July 17, 2023
The New State Budget’s Impacts on Public Education
Every two years, Ohio's Governor proposes a state budget for the legislature to consider and change. The State budget is the largest statewide plan to delegate funding toward all of the public resources that benefit our communities. One of the biggest services the State budget supports is public K-12 education. After a brief extension of the June 30th deadline, the Ohio House and Senate finally passed a two-year state budget recently signed by Governor Mike DeWine. Several disputed measures on this bill concerned changes to public education that impact all public schools in Cleveland. This is an overview of what some of these measures were and how they might influence the future of public education in Cleveland.

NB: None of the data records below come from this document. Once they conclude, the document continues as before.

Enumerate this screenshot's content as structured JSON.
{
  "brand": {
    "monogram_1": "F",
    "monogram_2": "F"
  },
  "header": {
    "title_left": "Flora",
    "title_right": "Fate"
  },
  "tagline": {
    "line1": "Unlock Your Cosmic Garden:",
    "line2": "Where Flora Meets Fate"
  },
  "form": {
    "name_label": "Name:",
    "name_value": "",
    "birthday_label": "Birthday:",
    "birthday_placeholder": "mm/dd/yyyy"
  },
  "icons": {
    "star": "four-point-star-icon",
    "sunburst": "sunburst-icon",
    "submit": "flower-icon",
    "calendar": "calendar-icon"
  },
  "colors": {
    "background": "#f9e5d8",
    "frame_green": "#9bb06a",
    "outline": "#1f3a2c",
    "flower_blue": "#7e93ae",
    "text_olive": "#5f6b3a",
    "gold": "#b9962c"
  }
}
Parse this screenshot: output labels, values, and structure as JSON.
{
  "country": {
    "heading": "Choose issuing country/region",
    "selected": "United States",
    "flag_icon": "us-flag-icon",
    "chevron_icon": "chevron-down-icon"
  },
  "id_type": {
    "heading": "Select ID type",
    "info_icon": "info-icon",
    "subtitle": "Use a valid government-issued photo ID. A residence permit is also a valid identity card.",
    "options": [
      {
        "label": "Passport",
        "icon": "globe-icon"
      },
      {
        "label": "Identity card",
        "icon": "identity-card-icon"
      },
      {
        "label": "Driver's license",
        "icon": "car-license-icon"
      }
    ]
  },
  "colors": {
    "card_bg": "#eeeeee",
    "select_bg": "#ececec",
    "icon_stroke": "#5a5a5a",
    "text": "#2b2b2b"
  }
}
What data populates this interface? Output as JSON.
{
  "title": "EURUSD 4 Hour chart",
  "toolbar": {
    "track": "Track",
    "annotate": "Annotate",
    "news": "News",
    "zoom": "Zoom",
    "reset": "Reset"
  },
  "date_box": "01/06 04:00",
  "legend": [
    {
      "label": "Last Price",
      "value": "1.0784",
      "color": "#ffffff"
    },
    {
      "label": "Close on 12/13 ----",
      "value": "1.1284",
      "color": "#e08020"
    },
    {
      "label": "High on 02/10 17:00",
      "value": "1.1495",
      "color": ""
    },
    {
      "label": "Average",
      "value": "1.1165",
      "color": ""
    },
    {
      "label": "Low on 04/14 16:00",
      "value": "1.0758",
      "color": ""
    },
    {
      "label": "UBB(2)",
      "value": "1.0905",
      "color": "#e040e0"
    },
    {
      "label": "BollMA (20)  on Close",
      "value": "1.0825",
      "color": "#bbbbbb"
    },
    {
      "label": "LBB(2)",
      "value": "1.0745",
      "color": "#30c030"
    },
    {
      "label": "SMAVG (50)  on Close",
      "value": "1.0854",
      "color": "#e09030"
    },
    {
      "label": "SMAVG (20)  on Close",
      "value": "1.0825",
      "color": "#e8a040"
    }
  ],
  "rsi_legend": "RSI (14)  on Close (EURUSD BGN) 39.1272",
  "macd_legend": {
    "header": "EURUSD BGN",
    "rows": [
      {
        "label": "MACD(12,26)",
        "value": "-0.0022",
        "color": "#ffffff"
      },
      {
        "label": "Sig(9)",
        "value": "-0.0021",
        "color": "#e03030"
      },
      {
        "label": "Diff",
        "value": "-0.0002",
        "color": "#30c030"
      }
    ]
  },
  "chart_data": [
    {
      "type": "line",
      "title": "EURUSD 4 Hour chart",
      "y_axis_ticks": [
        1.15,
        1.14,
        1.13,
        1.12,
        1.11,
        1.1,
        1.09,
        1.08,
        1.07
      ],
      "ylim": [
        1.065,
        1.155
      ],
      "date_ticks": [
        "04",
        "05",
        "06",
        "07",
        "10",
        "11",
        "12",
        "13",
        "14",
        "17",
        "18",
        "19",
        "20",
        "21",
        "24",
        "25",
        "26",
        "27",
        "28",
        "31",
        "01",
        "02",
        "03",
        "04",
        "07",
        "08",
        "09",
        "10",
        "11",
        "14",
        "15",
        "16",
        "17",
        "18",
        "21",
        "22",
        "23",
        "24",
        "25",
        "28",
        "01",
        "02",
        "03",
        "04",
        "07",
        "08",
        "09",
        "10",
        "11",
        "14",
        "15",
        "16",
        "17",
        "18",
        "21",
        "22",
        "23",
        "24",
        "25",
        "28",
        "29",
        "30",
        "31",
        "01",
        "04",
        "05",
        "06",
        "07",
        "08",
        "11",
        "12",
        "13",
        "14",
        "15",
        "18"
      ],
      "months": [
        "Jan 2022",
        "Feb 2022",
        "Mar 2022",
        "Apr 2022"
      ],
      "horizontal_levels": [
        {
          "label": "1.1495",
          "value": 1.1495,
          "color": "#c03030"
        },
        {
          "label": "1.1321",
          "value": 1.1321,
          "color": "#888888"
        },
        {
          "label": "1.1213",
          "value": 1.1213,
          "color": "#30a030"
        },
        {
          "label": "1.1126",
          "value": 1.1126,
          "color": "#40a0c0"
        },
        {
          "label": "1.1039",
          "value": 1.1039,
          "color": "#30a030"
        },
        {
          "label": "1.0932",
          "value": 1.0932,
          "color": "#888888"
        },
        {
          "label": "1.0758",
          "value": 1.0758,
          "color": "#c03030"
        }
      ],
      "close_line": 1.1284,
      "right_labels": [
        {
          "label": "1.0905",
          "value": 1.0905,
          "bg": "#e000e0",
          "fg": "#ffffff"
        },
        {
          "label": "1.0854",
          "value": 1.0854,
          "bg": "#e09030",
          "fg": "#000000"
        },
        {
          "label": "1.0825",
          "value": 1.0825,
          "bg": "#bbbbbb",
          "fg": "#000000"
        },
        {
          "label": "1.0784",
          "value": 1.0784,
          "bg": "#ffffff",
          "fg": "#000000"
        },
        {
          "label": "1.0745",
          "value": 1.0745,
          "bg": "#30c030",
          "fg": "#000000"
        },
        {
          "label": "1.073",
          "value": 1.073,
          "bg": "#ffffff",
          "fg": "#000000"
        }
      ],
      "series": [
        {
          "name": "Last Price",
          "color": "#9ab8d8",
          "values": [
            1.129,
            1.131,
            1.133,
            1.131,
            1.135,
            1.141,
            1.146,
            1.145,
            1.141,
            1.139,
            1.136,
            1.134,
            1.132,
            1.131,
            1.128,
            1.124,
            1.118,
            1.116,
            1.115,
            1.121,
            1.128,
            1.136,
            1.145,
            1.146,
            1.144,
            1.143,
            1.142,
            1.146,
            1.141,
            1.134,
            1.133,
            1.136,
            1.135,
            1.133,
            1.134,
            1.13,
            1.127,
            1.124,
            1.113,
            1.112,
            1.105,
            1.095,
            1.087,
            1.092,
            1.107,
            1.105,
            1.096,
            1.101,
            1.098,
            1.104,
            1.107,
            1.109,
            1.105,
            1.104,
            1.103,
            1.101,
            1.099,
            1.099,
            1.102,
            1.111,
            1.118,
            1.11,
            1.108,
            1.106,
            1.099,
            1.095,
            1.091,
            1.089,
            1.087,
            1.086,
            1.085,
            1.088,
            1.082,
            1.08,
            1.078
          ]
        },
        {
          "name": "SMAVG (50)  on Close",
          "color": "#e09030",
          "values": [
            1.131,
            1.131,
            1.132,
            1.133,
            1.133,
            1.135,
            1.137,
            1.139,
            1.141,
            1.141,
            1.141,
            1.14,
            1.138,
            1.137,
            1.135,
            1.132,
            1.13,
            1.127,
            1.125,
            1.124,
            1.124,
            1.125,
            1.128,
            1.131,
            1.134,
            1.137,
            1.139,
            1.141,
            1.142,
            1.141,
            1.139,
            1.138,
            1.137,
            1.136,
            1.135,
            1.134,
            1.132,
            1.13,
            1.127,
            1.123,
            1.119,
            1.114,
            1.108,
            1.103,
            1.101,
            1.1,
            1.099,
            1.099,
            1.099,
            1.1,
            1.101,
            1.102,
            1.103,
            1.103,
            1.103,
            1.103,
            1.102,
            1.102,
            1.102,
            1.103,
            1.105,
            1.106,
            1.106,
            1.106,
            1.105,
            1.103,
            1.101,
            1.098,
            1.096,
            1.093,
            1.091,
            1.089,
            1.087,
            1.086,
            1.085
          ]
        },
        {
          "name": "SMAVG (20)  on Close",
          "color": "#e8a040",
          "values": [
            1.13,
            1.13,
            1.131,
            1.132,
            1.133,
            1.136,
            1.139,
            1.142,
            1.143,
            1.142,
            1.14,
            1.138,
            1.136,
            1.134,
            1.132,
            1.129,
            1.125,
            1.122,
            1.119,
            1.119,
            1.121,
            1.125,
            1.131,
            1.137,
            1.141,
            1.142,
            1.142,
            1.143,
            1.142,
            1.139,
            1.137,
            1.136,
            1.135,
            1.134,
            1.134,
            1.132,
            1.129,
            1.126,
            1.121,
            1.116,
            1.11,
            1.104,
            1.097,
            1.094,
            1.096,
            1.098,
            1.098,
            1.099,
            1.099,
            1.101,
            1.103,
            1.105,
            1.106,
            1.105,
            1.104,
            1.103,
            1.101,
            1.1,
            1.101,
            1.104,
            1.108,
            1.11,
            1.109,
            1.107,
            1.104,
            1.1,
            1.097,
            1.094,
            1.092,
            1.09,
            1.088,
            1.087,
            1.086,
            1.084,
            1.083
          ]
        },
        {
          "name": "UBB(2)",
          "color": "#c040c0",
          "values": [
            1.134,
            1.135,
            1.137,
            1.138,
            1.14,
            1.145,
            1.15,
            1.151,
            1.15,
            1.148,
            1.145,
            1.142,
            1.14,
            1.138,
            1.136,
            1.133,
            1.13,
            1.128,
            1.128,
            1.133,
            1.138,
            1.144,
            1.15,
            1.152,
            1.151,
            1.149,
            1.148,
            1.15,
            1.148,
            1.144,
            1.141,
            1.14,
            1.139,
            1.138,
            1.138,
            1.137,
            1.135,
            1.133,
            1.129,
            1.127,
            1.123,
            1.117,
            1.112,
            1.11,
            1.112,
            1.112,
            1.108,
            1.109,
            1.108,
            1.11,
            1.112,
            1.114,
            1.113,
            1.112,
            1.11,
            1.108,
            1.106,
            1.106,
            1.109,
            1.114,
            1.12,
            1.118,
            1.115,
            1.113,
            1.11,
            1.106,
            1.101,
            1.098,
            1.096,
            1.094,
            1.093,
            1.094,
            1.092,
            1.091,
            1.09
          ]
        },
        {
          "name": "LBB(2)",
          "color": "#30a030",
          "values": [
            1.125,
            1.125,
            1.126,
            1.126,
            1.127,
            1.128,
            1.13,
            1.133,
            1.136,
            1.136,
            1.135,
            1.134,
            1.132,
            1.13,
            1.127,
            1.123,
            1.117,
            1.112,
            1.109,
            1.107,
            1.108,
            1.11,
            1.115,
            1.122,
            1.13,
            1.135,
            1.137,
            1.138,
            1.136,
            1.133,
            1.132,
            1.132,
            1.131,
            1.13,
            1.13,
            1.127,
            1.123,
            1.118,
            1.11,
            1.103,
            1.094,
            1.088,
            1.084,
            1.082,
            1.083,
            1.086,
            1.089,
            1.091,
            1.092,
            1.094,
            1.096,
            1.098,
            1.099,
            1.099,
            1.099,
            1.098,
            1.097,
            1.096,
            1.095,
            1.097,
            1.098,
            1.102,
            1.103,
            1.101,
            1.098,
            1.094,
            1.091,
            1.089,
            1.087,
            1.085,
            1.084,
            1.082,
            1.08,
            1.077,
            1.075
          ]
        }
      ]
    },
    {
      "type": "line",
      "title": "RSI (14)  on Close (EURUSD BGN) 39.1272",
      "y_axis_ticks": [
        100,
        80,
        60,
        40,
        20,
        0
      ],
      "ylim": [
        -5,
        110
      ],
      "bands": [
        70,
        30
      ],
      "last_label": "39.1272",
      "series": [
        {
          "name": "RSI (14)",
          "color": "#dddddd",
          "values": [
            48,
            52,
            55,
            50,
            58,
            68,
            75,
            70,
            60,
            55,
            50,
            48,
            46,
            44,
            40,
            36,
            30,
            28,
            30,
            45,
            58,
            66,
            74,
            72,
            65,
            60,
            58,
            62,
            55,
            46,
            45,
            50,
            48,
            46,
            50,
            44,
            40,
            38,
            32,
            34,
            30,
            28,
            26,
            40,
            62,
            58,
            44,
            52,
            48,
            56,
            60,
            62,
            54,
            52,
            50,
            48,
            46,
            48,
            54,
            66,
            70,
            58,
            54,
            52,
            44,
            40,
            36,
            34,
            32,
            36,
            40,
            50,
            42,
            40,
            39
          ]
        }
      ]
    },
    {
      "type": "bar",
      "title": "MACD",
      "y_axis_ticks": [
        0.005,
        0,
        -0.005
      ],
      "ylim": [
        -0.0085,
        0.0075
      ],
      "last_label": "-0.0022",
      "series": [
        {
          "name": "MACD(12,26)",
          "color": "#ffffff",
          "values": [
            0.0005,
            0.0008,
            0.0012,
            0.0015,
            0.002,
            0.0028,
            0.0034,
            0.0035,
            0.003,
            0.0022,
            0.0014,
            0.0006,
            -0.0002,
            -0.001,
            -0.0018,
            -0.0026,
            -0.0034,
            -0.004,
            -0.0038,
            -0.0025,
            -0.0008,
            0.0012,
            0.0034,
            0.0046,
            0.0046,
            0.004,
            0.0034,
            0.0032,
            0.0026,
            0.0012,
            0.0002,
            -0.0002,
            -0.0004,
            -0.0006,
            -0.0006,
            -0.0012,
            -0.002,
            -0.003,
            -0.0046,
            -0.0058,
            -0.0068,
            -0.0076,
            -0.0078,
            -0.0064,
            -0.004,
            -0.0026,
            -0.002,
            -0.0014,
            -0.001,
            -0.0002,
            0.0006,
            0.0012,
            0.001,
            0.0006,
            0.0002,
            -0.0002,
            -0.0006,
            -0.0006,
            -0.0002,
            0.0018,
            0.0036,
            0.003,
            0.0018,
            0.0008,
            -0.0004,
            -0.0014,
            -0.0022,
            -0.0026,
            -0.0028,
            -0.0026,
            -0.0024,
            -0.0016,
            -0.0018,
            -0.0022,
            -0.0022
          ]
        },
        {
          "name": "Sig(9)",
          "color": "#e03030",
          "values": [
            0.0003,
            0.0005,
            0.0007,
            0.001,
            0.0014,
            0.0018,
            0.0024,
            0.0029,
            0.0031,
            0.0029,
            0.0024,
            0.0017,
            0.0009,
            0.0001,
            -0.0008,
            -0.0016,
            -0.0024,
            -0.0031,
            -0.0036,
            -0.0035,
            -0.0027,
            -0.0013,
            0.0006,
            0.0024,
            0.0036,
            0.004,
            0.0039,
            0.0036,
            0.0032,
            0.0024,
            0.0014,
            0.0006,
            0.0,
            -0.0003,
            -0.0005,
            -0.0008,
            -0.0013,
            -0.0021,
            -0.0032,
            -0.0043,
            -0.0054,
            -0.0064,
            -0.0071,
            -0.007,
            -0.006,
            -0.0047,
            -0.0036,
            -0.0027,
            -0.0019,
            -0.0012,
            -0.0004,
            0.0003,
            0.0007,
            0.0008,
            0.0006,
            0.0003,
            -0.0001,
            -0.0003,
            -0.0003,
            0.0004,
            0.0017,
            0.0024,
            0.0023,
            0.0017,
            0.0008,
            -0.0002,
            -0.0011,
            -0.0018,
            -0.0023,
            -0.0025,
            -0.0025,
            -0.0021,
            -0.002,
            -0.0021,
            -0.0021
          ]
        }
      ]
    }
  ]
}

The first outcome of the state budget is an increase in statewide school funding to $10.5 billion yearly. This increase comes after a decades-long dispute regarding the fairness of previous primarily property-tax-based funding methods, which left children in poorer neighborhoods at a disadvantage because they had less local revenue to contribute to their schools. This explanation is simplified, but generally, the all-around increase in state revenue will continue to level the playing field, giving schools more resources to improve their performance and ultimately the education our children receive.
The next addition to the budget that will affect education is an expansion of the private school voucher program, better known as EdChoice. The controversial EdChoice program is a statewide expansion of Cleveland's 1996 school voucher program. It initially allowed students from public schools deemed "failing" by the state to attend participating private schools. This budget will expand it to be accessible to all families in Ohio below a certain household income. This provision will increase the funding of this program to $2 billion, and make it so that all families can apply for private school vouchers, not just ones below a certain income level. This expansion of the EdChoice voucher program will remove all income barriers. However, families with incomes over $135,000 for a family of four will receive a smaller stipend on a sliding scale. As well as EdChoice, Ohio has a voucher program for students with special needs, granting them scholarships to participating schools that may better meet their needs than a traditional public-school setting.
The EdChoice program remains highly controversial. Its theoretical purpose of giving low-income families expanded options is commendable, but it's unclear whether its use in practice will serve this goal. Many advocates in the education field argue that simply giving more funding to public schools in the first place would ensure that all families have public access to quality education right in their neighborhood, and wouldn't need to seek out alternatives. The expansion of the EdChoice program does not include additional oversight of the recipient private school either. A larger concern for many is that while public schools are scored and rated based on their academic outcomes, there is no similar rating or scoring associated with the influx of public funds these schools will receive; leaving parents/caregivers without a clear path to making informed school decisions.
So, while there are competing opinions about the wins and losses on this year's state budget, what is clear is that education is a highly salient issue, and we must keep it on the minds of politicians and all public decision-makers.
Although it was ultimately removed from the final version, SB 83 was included in one of the draft versions of the budget as it made its way through the legislative process. The "Enact Higher Education Act" would change what is able to be taught in higher education in both Cleveland and all public universities in Ohio. It would also ban cultural affinity groups within schools, as well as teachers’ unions in higher education, and make US history courses mandatory. This bill joins a plethora of largely right-wing attacks on "progressive" education, and while it would not have necessarily impacted public elementary and high schools, its passing would set an undeniable stance against certain facets of education, many of which honor minority students who already have challenges in these spaces. This provision was removed from the budget, but still awaits a vote in the Ohio House, and if it passes there, would be one step closer to going into effect. SB 83 aims to limit education and is not written with the best interests of students in mind. As parents, teachers, and advocates for education, it is important to stay informed on the progress of this bill and what it stands for.
If you're looking for more information on how to decide on school choice for you or someone you know, you can visit the Cleveland Transformation Alliance's website. Check out our School Finder Tool, an online search guide that matches families with their best school options based on their individual needs. Additionally, see the Family Cafe tab for archives of our latest events on pertinent issues. We have an upcoming Cafe on July 28th that will teach all new and returning families about public school options in Cleveland and how to navigate the numerous options. Join us at Hough Library to celebrate summer and start preparing for the fall with fun activities, food trucks, and the chance to connect with other families.
Lastly, I challenge everyone, whether you are a parent, student, or just a community member, to stay informed on current events affecting education in Ohio. Here at the Cleveland Transformation Alliance we believe in quality schools for all children, and our whole community plays a part in advocating for that.
Blog post written by Kendal Harris, CTA Summer 2023 Intern
Want to Learn More? Here's a brief list of resources from local reporters and education advocates. Ohio Budget 101 - Policy Matters Ohio All About Ohio's 2-Year Operating Budget - Ideastream Public Media Ohio School Voucher Overview - Ohio Education Policy Institute More About Ohio-s EdChoice Voucher Program - Cleveland.com Ohio Education Budget - Ohio Capital Journal